  • have a particular specialism
  • are within a specific geographical region, or within a certain distance of the referrer

2. Referral

make a
referral request
make a...
check capabilities
(optional)
check capabilities...
Care Provider A
(sender)
Care Provider A...
Care Provider B
(receiver)
Care Provider B...
Viewer does not support full SVG 1.1 Referral

 

Having identified a receiver, the sender makes a referral request to that receiver.

There are different types of referral, including:

  • advice and guidance - where the receiver gives advice to the sender without needing to speak directly to the patient
  • referral with triage - where the receiver assesses the case prior to (or instead of) booking an appointment
  • referral with immediate booking

In some cases, the referral results in a transfer of care from the sender to the receiver. In other cases, the sender 'sub-contracts' the receiver but retains overall responsibility for the case.

Before making the referral, optionally, the sender double-checks the receiver's capabilities to make sure they can provide the required service at the present time. 

Then, the sender makes the referral request, including all the information that the receiver is likely to need. The information sent with the request depends on the specific use case. 

Ideally, the receiver accepts the referral, but it might reject it for one reason or another.

In some cases the acceptance is implicit, for example when a patient self-refers to their GP, or a GP refers to a GP hub. In these cases, the whole journey tends to pivot more around the appointment booking - with the referral details being sent along with (or after) the booking.

3. Booking

Care Provider A
(sender)
Care Provider A...
Care Provider B
(receiver)
Care Provider B...
make a booking
(optional)
make a b...
Patient
Patient
Text is not SVG - cannot display Booking

 

Optionally, the sender makes a booking for the patient to visit the receiver.

Firstly, the sender checks what appointment slots are available.

Then, the sender works with the patient to choose a slot and book it.

In some cases, the patient might be able to make the booking themselves.

In some cases, the receiver's service is not directly bookable by the sender or the patient. Rather, the receiver determines the appropriate course of action and arranges the right type of care, whether that be a booking or advice back to the sender.

4. Feedback

Care Provider A
(sender)
Care Provider A...
Care Provider B
(receiver)
Care Provider B...
send feedback
(optional)
send fee...
Viewer does not support full SVG 1.1 Feedback

 

Optionally, after the patient has visited the receiver, the receiver provides feedback to the sender. 

The receiver sends the sender details of the outcome of the visit, so that the sender can continue the patient’s episode of care. 


National services, APIs and standards
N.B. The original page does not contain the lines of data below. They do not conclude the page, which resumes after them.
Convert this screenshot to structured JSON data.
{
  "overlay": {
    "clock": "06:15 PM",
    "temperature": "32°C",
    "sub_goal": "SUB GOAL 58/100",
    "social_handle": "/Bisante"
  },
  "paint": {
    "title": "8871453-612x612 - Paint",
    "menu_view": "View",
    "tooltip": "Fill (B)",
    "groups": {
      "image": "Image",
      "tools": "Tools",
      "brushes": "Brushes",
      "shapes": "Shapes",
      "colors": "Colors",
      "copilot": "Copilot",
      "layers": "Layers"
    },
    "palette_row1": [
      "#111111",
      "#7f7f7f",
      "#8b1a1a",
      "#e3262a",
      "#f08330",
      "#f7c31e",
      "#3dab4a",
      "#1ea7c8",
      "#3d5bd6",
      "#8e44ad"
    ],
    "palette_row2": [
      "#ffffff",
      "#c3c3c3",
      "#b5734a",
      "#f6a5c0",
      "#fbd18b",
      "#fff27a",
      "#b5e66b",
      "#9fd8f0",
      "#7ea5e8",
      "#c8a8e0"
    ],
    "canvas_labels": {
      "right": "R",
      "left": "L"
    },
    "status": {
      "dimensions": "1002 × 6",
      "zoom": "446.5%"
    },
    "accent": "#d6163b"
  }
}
For some use cases, we provide national services, APIs or standards to make referrals and bookings quicker and easier. This includes:
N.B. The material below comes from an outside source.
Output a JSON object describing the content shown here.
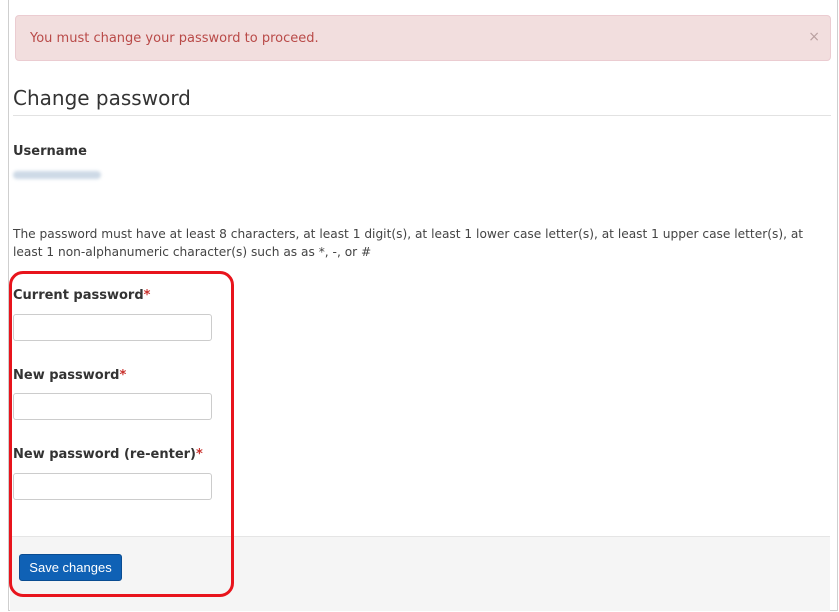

  • end user applications for healthcare workers and patients
  • API services and standards that allow senders' IT systems to talk directly to receivers' IT systems
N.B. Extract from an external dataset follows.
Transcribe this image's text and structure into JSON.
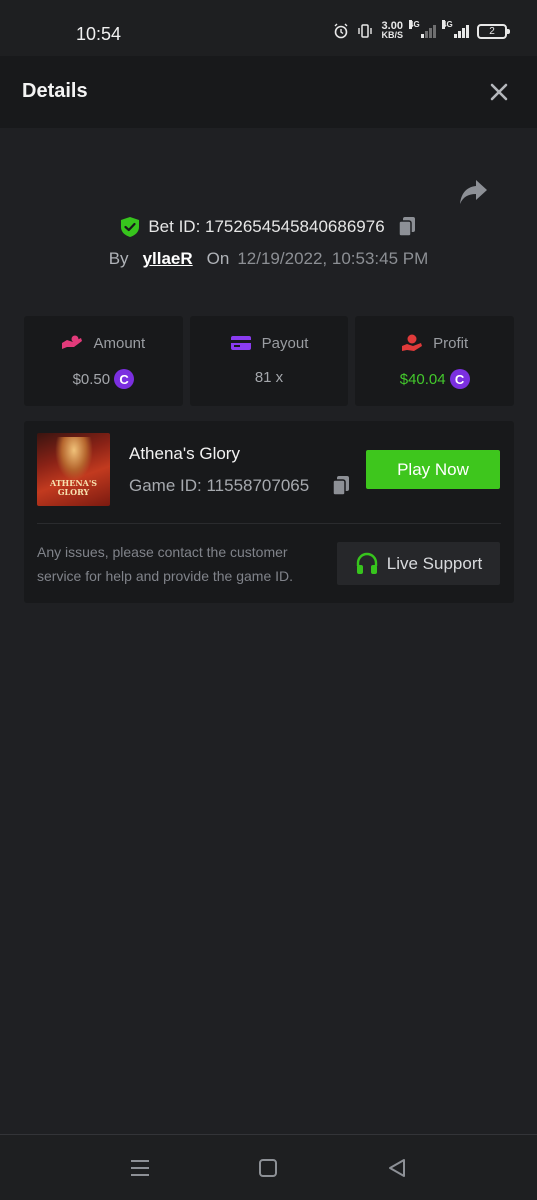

An API service is where we provide a physical, callable API for the participating systems to use. An API standard is where we provide an API specification for participating systems to use when integrating directly with one another.

Our services and standards have evolved over time. This means there are different services and standards for different use cases. We are currently working on a single Booking and Referral Standard that will eventually be used for all use cases.


Guidance for specific use cases

For guidance on how to implement referrals and bookings for a specific use case, including which national services and standards to use, see guidance for specific use cases.


The software delivery process

How you deliver your software is up to you. But there are some important things you need to plan in when building software for the NHS in England, such as clinical safety, security and information governance. 

For more details, read our introduction to healthcare technology


Getting started

To get started with building your software and using our API services and standards, see getting started.

Last edited: 18 May 2022 12:02 pm